Kmart, Target sign key safety Bangladesh agreement

Bangladeshi relatives of missing workers in a building that collapsed hold pictures of their family members in Savar, near Dhaka, Bangladesh, Sunday, April 28, 2013

KMART and Target have become the first Australian retailers to sign onto an accord to improve safety at Bangladesh factories, following a building collapse that killed more than 1100 workers in April.

Oxfam labour rights coordinator Daisy Gardener said Kmart and Target were to be congratulated for signing, adding the pressure was now on Cotton On and Big W to follow suit.

“In terms of fire and building safety this is a very important step to ensure workers have safe factory conditions,” Ms Gardener said.

Local Bangladeshi unions and international human rights groups have approached clothing manufacturers worldwide to join the global initiative for improved building and safety conditions following the disaster at Rana Plaza on April 24.

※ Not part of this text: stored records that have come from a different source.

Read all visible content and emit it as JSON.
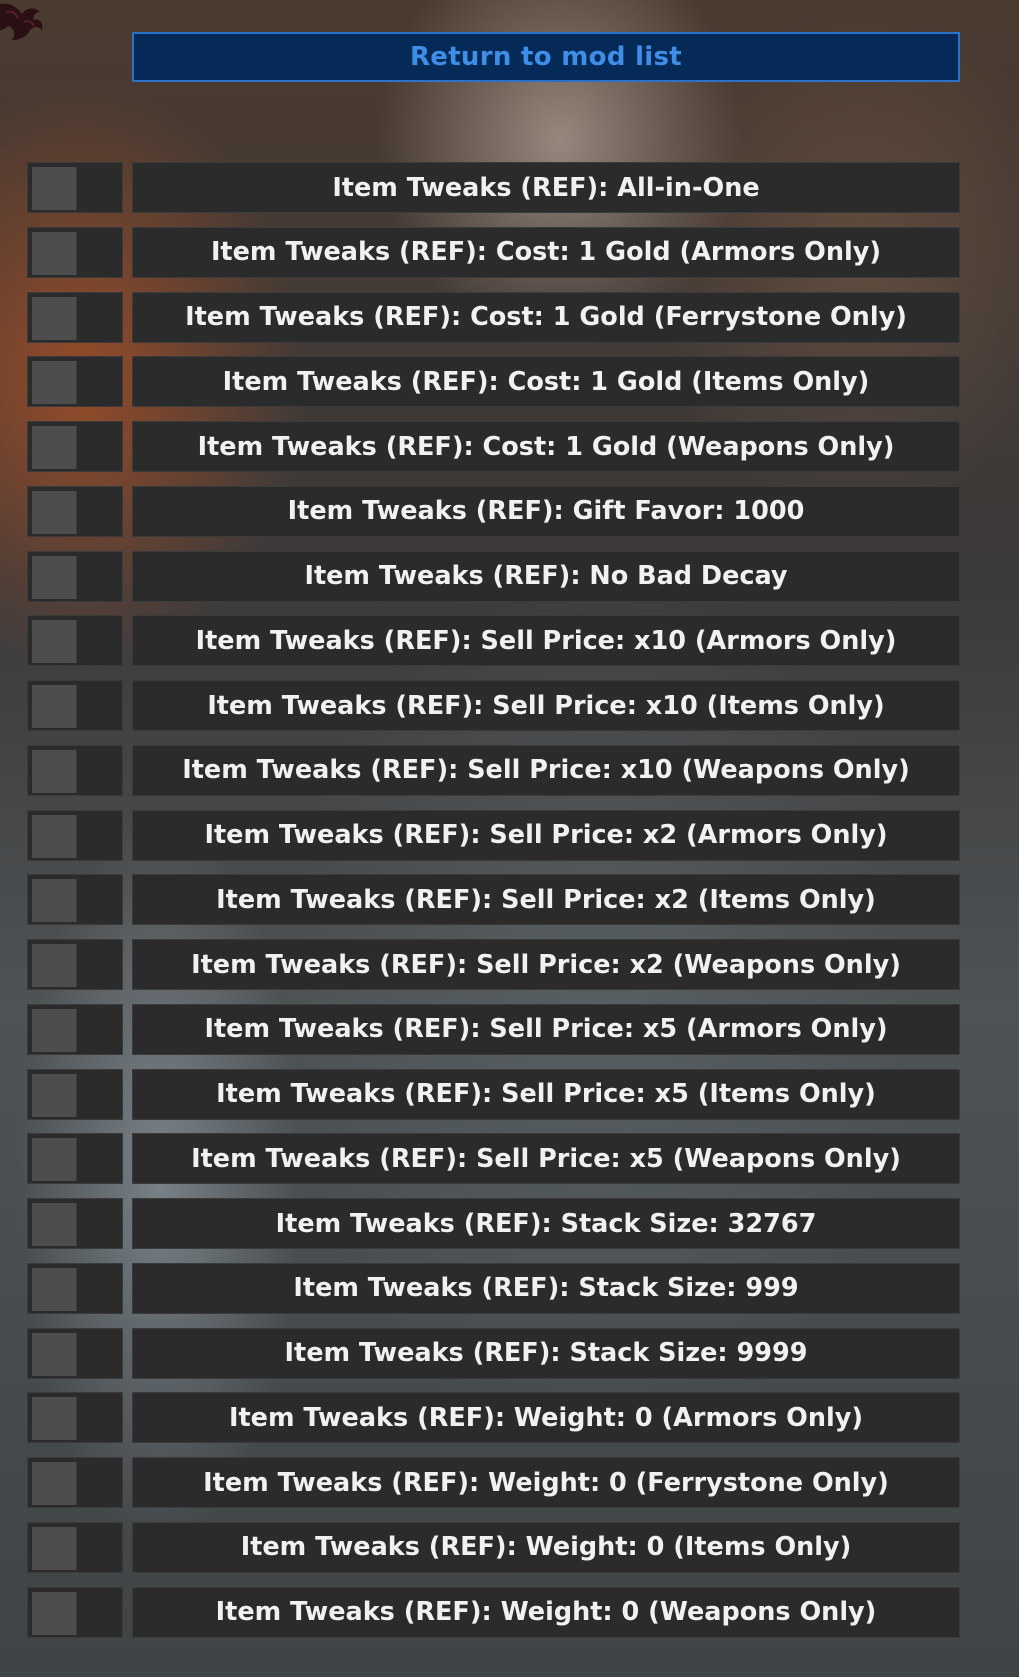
{
  "colors": {
    "button_bg": "#062a57",
    "button_border": "#2a73c8",
    "button_text": "#3e8ee8",
    "row_bg": "#2b2b2b",
    "row_text": "#f1f1f1",
    "toggle_box": "#4d4d4d"
  },
  "corner_icon": "dragon-emblem-icon",
  "return_button": {
    "label": "Return to mod list"
  },
  "mods": [
    {
      "label": "Item Tweaks (REF): All-in-One",
      "enabled": false
    },
    {
      "label": "Item Tweaks (REF): Cost: 1 Gold (Armors Only)",
      "enabled": false
    },
    {
      "label": "Item Tweaks (REF): Cost: 1 Gold (Ferrystone Only)",
      "enabled": false
    },
    {
      "label": "Item Tweaks (REF): Cost: 1 Gold (Items Only)",
      "enabled": false
    },
    {
      "label": "Item Tweaks (REF): Cost: 1 Gold (Weapons Only)",
      "enabled": false
    },
    {
      "label": "Item Tweaks (REF): Gift Favor: 1000",
      "enabled": false
    },
    {
      "label": "Item Tweaks (REF): No Bad Decay",
      "enabled": false
    },
    {
      "label": "Item Tweaks (REF): Sell Price: x10 (Armors Only)",
      "enabled": false
    },
    {
      "label": "Item Tweaks (REF): Sell Price: x10 (Items Only)",
      "enabled": false
    },
    {
      "label": "Item Tweaks (REF): Sell Price: x10 (Weapons Only)",
      "enabled": false
    },
    {
      "label": "Item Tweaks (REF): Sell Price: x2 (Armors Only)",
      "enabled": false
    },
    {
      "label": "Item Tweaks (REF): Sell Price: x2 (Items Only)",
      "enabled": false
    },
    {
      "label": "Item Tweaks (REF): Sell Price: x2 (Weapons Only)",
      "enabled": false
    },
    {
      "label": "Item Tweaks (REF): Sell Price: x5 (Armors Only)",
      "enabled": false
    },
    {
      "label": "Item Tweaks (REF): Sell Price: x5 (Items Only)",
      "enabled": false
    },
    {
      "label": "Item Tweaks (REF): Sell Price: x5 (Weapons Only)",
      "enabled": false
    },
    {
      "label": "Item Tweaks (REF): Stack Size: 32767",
      "enabled": false
    },
    {
      "label": "Item Tweaks (REF): Stack Size: 999",
      "enabled": false
    },
    {
      "label": "Item Tweaks (REF): Stack Size: 9999",
      "enabled": false
    },
    {
      "label": "Item Tweaks (REF): Weight: 0 (Armors Only)",
      "enabled": false
    },
    {
      "label": "Item Tweaks (REF): Weight: 0 (Ferrystone Only)",
      "enabled": false
    },
    {
      "label": "Item Tweaks (REF): Weight: 0 (Items Only)",
      "enabled": false
    },
    {
      "label": "Item Tweaks (REF): Weight: 0 (Weapons Only)",
      "enabled": false
    }
  ]
}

The agreement requires companies to conduct independent safety inspections, make their reports on factory conditions public and cover the costs for needed repairs.

It also requires them to stop doing business with any factory that refuses to make safety upgrades and to allow workers and their unions to have a voice in factory safety.

The Australian companies who manufacture in Bangladesh have not been connected to the Rana Plaza factory.

Kmart Australia managing director Guy Russo has just returned from Bangladesh, where he spent the week meeting with the retailer's team in Bangladesh, its suppliers and other key stakeholders.

“We have also completed fire and building safety audits for all of our factories to ensure we are fully informed and can determine appropriate health, safety and building integrity initiatives for those who work with us in the Bangladesh garment industry,” Mr Russo said.

Mr Russo said recent events in Bangladesh have been “tragic”.

“I am committed to both our team and our suppliers in Bangladesh, who are as passionate as we are, to create safe and productive employment in a country which is so reliant on the garment industry,” he said.

Target Australia managing director Stuart Machin said signing accord was “simply the right thing to do”.

“Like millions of people around the world, we've been deeply saddened by the recent tragic events in Bangladesh. At Target, we believe that everyone who works for our business, either directly or indirectly, is entitled to a safe and healthy workplace,” Mr Machin said.

“[Signing the accord] provides our customers with another level of confidence in the products they buy from us.”

Mr Machin added that senior members of Target's leadership team would be visiting Bangladesh in coming weeks to meet with factory owners and workers.